One of the first major challenges to Kant's reasoning came from the Swiss philosopher Benjamin Constant, who asserted that since truth telling must be universal, according to Kant's theories, one must (if asked) tell a known murderer the location of his prey. This challenge occurred while Kant was still alive, and his response was the essay On a Supposed Right to Tell Lies from Benevolent Motives (sometimes translated On a Supposed Right to Lie because of Philanthropic Concerns). In this reply, Kant agreed with Constant, and argued that it is indeed one's moral duty to be truthful to a murderer.
Kant argued that telling the truth to the murderer is required because moral actions do not derive their worth from the expected consequences. He claimed that because lying to the murderer would treat him as a mere means to another end, the lie denies the rationality of another person, and therefore denies the possibility of there being free rational action at all. This lie results in a contradiction in conceivability and ergo the lie is in conflict with duty.
Furthermore, Kant questioned our ability to know that the expected future outcomes of our actions would actually occur. For example, suppose Jim said that the victim was in the park, when he thought the target was in the library. However, unbeknownst to Jim, the victim actually left the library and went to the park. The lie would actually lead the murderer to the victim, which would make Jim responsible for the murder[...]
Kant is restating that there cannot be any exceptions to the categorical imperative, for if you state that "You can never lie, unless it is to help another" then you must accept this as a universal rule, and one would not desire for everyone to lie to help others.

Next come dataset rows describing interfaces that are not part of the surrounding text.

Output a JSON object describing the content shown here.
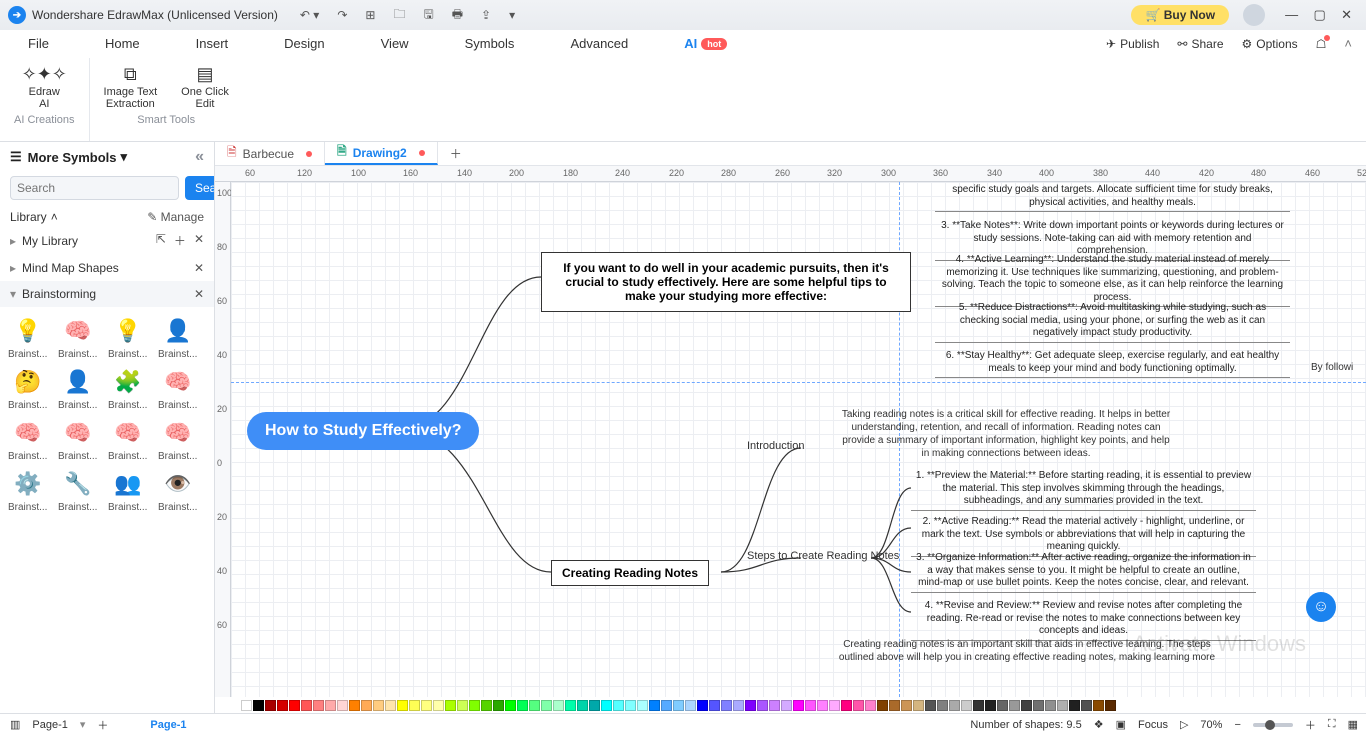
{
  "title": "Wondershare EdrawMax (Unlicensed Version)",
  "buy": "Buy Now",
  "menus": {
    "file": "File",
    "home": "Home",
    "insert": "Insert",
    "design": "Design",
    "view": "View",
    "symbols": "Symbols",
    "advanced": "Advanced",
    "ai": "AI",
    "hot": "hot",
    "publish": "Publish",
    "share": "Share",
    "options": "Options"
  },
  "tools": {
    "ai": "Edraw\nAI",
    "extract": "Image Text\nExtraction",
    "oneclick": "One Click\nEdit",
    "g1": "AI Creations",
    "g2": "Smart Tools"
  },
  "side": {
    "more": "More Symbols",
    "search_ph": "Search",
    "search_btn": "Search",
    "library": "Library",
    "manage": "Manage",
    "mylib": "My Library",
    "mindmap": "Mind Map Shapes",
    "brain": "Brainstorming",
    "cell": "Brainst..."
  },
  "tabs": {
    "t1": "Barbecue",
    "t2": "Drawing2"
  },
  "ruler_h": [
    "60",
    "100",
    "140",
    "180",
    "220",
    "260",
    "300",
    "340",
    "380",
    "420",
    "460"
  ],
  "ruler_top": [
    "120",
    "160",
    "200",
    "240",
    "280",
    "320",
    "360",
    "400",
    "440",
    "480",
    "520"
  ],
  "ruler_v": [
    "100",
    "80",
    "60",
    "40",
    "20",
    "0",
    "20",
    "40",
    "60"
  ],
  "mind": {
    "root": "How to Study Effectively?",
    "intro": "If you want to do well in your academic pursuits, then it's crucial to study effectively. Here are some helpful tips to make your studying more effective:",
    "creating": "Creating Reading Notes",
    "introduction": "Introduction",
    "steps": "Steps to Create Reading Notes",
    "tip_item1": "specific study goals and targets. Allocate sufficient time for study breaks, physical activities, and healthy meals.",
    "tip_item3": "3. **Take Notes**: Write down important points or keywords during lectures or study sessions. Note-taking can aid with memory retention and comprehension.",
    "tip_item4": "4. **Active Learning**: Understand the study material instead of merely memorizing it. Use techniques like summarizing, questioning, and problem-solving. Teach the topic to someone else, as it can help reinforce the learning process.",
    "tip_item5": "5. **Reduce Distractions**: Avoid multitasking while studying, such as checking social media, using your phone, or surfing the web as it can negatively impact study productivity.",
    "tip_item6": "6. **Stay Healthy**: Get adequate sleep, exercise regularly, and eat healthy meals to keep your mind and body functioning optimally.",
    "byfollow": "By followi",
    "intro_para": "Taking reading notes is a critical skill for effective reading. It helps in better understanding, retention, and recall of information. Reading notes can provide a summary of important information, highlight key points, and help in making connections between ideas.",
    "step1": "1. **Preview the Material:** Before starting reading, it is essential to preview the material. This step involves skimming through the headings, subheadings, and any summaries provided in the text.",
    "step2": "2. **Active Reading:** Read the material actively - highlight, underline, or mark the text. Use symbols or abbreviations that will help in capturing the meaning quickly.",
    "step3": "3. **Organize Information:** After active reading, organize the information in a way that makes sense to you. It might be helpful to create an outline, mind-map or use bullet points. Keep the notes concise, clear, and relevant.",
    "step4": "4. **Revise and Review:** Review and revise notes after completing the reading. Re-read or revise the notes to make connections between key concepts and ideas.",
    "conclusion": "Creating reading notes is an important skill that aids in effective learning. The steps outlined above will help you in creating effective reading notes, making learning more"
  },
  "status": {
    "page": "Page-1",
    "shapes": "Number of shapes: 9.5",
    "focus": "Focus",
    "zoom": "70%"
  },
  "watermark": "Activate Windows",
  "colors": [
    "#ffffff",
    "#000000",
    "#a80000",
    "#d40000",
    "#ff0000",
    "#ff5555",
    "#ff8080",
    "#ffaaaa",
    "#ffd5d5",
    "#ff8000",
    "#ffaa55",
    "#ffcc80",
    "#ffe5aa",
    "#ffff00",
    "#ffff55",
    "#ffff80",
    "#ffffaa",
    "#aaff00",
    "#ccff55",
    "#80ff00",
    "#55d400",
    "#2aa800",
    "#00ff00",
    "#00ff55",
    "#55ff80",
    "#80ffaa",
    "#aaffcc",
    "#00ffaa",
    "#00d4aa",
    "#00a8aa",
    "#00ffff",
    "#55ffff",
    "#80ffff",
    "#aaffff",
    "#0080ff",
    "#55aaff",
    "#80ccff",
    "#aad4ff",
    "#0000ff",
    "#5555ff",
    "#8080ff",
    "#aaaaff",
    "#8000ff",
    "#aa55ff",
    "#cc80ff",
    "#d4aaff",
    "#ff00ff",
    "#ff55ff",
    "#ff80ff",
    "#ffaaff",
    "#ff0080",
    "#ff55aa",
    "#ff80cc",
    "#804000",
    "#aa6a2a",
    "#cc9555",
    "#d4b580",
    "#555555",
    "#808080",
    "#aaaaaa",
    "#cccccc",
    "#333333",
    "#222222",
    "#666666",
    "#999999",
    "#404040",
    "#707070",
    "#909090",
    "#b0b0b0",
    "#202020",
    "#505050",
    "#8a4a00",
    "#5a2a00"
  ]
}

Kant also states that lying to the murderer is making an exemption for yourself (avoiding universality) and using the murderer as a means to save your friend.